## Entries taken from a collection
◆ ◆ ◆
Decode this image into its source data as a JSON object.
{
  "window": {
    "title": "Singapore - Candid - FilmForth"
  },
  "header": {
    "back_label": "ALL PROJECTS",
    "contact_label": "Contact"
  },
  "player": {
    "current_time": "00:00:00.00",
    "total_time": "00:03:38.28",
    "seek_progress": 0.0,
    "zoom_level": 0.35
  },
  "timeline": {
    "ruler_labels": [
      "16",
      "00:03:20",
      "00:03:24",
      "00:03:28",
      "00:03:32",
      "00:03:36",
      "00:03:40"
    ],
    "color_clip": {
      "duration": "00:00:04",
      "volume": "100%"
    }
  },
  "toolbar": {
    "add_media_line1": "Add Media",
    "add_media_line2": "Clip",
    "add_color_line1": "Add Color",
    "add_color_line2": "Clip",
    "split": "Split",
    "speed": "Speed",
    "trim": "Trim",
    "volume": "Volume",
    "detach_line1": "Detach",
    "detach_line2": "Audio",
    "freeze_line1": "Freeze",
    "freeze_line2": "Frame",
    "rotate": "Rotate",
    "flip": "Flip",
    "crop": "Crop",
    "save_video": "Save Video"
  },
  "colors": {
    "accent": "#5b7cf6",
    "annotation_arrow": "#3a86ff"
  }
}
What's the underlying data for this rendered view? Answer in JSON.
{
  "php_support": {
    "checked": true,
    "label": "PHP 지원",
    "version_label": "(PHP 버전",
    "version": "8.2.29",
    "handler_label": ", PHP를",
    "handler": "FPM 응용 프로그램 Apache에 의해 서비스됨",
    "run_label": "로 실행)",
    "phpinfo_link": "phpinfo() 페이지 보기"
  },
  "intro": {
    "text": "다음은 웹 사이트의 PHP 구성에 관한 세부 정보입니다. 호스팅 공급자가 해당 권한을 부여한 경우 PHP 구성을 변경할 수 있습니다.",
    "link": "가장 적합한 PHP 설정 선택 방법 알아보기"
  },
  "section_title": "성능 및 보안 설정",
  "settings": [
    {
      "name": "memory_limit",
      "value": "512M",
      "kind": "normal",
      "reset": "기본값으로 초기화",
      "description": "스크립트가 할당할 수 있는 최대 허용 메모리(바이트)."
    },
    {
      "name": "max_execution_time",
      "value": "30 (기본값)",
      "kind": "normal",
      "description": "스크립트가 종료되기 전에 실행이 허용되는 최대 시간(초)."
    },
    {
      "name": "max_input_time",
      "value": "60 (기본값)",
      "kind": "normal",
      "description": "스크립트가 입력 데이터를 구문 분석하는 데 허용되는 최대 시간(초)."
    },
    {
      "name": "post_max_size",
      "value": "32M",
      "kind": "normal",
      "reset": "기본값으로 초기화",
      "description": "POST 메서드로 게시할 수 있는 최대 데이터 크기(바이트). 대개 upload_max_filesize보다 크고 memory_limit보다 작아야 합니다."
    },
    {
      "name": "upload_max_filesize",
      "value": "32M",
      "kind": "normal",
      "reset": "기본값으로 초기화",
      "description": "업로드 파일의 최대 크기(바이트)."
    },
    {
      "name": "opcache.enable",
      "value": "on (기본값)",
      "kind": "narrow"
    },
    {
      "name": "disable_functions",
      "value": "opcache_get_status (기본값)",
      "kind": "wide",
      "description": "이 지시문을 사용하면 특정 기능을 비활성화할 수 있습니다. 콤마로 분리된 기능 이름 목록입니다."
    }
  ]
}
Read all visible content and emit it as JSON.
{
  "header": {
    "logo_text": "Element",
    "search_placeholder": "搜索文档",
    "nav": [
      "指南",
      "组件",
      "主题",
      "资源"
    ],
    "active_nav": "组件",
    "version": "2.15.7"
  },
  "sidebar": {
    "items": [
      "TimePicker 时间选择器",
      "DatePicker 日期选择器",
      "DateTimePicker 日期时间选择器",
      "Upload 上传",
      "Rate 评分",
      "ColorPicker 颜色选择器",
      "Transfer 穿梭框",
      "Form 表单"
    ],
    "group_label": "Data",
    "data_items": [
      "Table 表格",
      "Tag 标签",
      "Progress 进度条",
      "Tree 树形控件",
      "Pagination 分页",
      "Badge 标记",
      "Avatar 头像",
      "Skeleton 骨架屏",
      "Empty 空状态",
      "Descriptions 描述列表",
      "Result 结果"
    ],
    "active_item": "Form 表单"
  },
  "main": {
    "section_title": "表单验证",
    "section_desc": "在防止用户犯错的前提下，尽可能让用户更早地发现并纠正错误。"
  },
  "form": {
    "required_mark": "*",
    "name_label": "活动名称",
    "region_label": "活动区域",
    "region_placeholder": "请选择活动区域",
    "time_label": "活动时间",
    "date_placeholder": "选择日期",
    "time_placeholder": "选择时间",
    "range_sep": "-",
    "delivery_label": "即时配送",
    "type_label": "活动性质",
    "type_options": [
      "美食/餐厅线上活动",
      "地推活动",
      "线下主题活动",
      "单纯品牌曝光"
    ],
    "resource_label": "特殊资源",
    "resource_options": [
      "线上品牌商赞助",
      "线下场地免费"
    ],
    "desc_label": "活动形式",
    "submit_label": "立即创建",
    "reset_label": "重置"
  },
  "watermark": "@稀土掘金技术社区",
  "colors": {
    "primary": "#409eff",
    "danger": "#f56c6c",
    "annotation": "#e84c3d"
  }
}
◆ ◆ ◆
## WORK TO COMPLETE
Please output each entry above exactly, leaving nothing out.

## ANSWER FOR THIS EXERCISE
Decode this image into its source data as a JSON object.
{
  "window": {
    "title": "Singapore - Candid - FilmForth"
  },
  "header": {
    "back_label": "ALL PROJECTS",
    "contact_label": "Contact"
  },
  "player": {
    "current_time": "00:00:00.00",
    "total_time": "00:03:38.28",
    "seek_progress": 0.0,
    "zoom_level": 0.35
  },
  "timeline": {
    "ruler_labels": [
      "16",
      "00:03:20",
      "00:03:24",
      "00:03:28",
      "00:03:32",
      "00:03:36",
      "00:03:40"
    ],
    "color_clip": {
      "duration": "00:00:04",
      "volume": "100%"
    }
  },
  "toolbar": {
    "add_media_line1": "Add Media",
    "add_media_line2": "Clip",
    "add_color_line1": "Add Color",
    "add_color_line2": "Clip",
    "split": "Split",
    "speed": "Speed",
    "trim": "Trim",
    "volume": "Volume",
    "detach_line1": "Detach",
    "detach_line2": "Audio",
    "freeze_line1": "Freeze",
    "freeze_line2": "Frame",
    "rotate": "Rotate",
    "flip": "Flip",
    "crop": "Crop",
    "save_video": "Save Video"
  },
  "colors": {
    "accent": "#5b7cf6",
    "annotation_arrow": "#3a86ff"
  }
}
What's the underlying data for this rendered view? Answer in JSON.
{
  "php_support": {
    "checked": true,
    "label": "PHP 지원",
    "version_label": "(PHP 버전",
    "version": "8.2.29",
    "handler_label": ", PHP를",
    "handler": "FPM 응용 프로그램 Apache에 의해 서비스됨",
    "run_label": "로 실행)",
    "phpinfo_link": "phpinfo() 페이지 보기"
  },
  "intro": {
    "text": "다음은 웹 사이트의 PHP 구성에 관한 세부 정보입니다. 호스팅 공급자가 해당 권한을 부여한 경우 PHP 구성을 변경할 수 있습니다.",
    "link": "가장 적합한 PHP 설정 선택 방법 알아보기"
  },
  "section_title": "성능 및 보안 설정",
  "settings": [
    {
      "name": "memory_limit",
      "value": "512M",
      "kind": "normal",
      "reset": "기본값으로 초기화",
      "description": "스크립트가 할당할 수 있는 최대 허용 메모리(바이트)."
    },
    {
      "name": "max_execution_time",
      "value": "30 (기본값)",
      "kind": "normal",
      "description": "스크립트가 종료되기 전에 실행이 허용되는 최대 시간(초)."
    },
    {
      "name": "max_input_time",
      "value": "60 (기본값)",
      "kind": "normal",
      "description": "스크립트가 입력 데이터를 구문 분석하는 데 허용되는 최대 시간(초)."
    },
    {
      "name": "post_max_size",
      "value": "32M",
      "kind": "normal",
      "reset": "기본값으로 초기화",
      "description": "POST 메서드로 게시할 수 있는 최대 데이터 크기(바이트). 대개 upload_max_filesize보다 크고 memory_limit보다 작아야 합니다."
    },
    {
      "name": "upload_max_filesize",
      "value": "32M",
      "kind": "normal",
      "reset": "기본값으로 초기화",
      "description": "업로드 파일의 최대 크기(바이트)."
    },
    {
      "name": "opcache.enable",
      "value": "on (기본값)",
      "kind": "narrow"
    },
    {
      "name": "disable_functions",
      "value": "opcache_get_status (기본값)",
      "kind": "wide",
      "description": "이 지시문을 사용하면 특정 기능을 비활성화할 수 있습니다. 콤마로 분리된 기능 이름 목록입니다."
    }
  ]
}
Read all visible content and emit it as JSON.
{
  "header": {
    "logo_text": "Element",
    "search_placeholder": "搜索文档",
    "nav": [
      "指南",
      "组件",
      "主题",
      "资源"
    ],
    "active_nav": "组件",
    "version": "2.15.7"
  },
  "sidebar": {
    "items": [
      "TimePicker 时间选择器",
      "DatePicker 日期选择器",
      "DateTimePicker 日期时间选择器",
      "Upload 上传",
      "Rate 评分",
      "ColorPicker 颜色选择器",
      "Transfer 穿梭框",
      "Form 表单"
    ],
    "group_label": "Data",
    "data_items": [
      "Table 表格",
      "Tag 标签",
      "Progress 进度条",
      "Tree 树形控件",
      "Pagination 分页",
      "Badge 标记",
      "Avatar 头像",
      "Skeleton 骨架屏",
      "Empty 空状态",
      "Descriptions 描述列表",
      "Result 结果"
    ],
    "active_item": "Form 表单"
  },
  "main": {
    "section_title": "表单验证",
    "section_desc": "在防止用户犯错的前提下，尽可能让用户更早地发现并纠正错误。"
  },
  "form": {
    "required_mark": "*",
    "name_label": "活动名称",
    "region_label": "活动区域",
    "region_placeholder": "请选择活动区域",
    "time_label": "活动时间",
    "date_placeholder": "选择日期",
    "time_placeholder": "选择时间",
    "range_sep": "-",
    "delivery_label": "即时配送",
    "type_label": "活动性质",
    "type_options": [
      "美食/餐厅线上活动",
      "地推活动",
      "线下主题活动",
      "单纯品牌曝光"
    ],
    "resource_label": "特殊资源",
    "resource_options": [
      "线上品牌商赞助",
      "线下场地免费"
    ],
    "desc_label": "活动形式",
    "submit_label": "立即创建",
    "reset_label": "重置"
  },
  "watermark": "@稀土掘金技术社区",
  "colors": {
    "primary": "#409eff",
    "danger": "#f56c6c",
    "annotation": "#e84c3d"
  }
}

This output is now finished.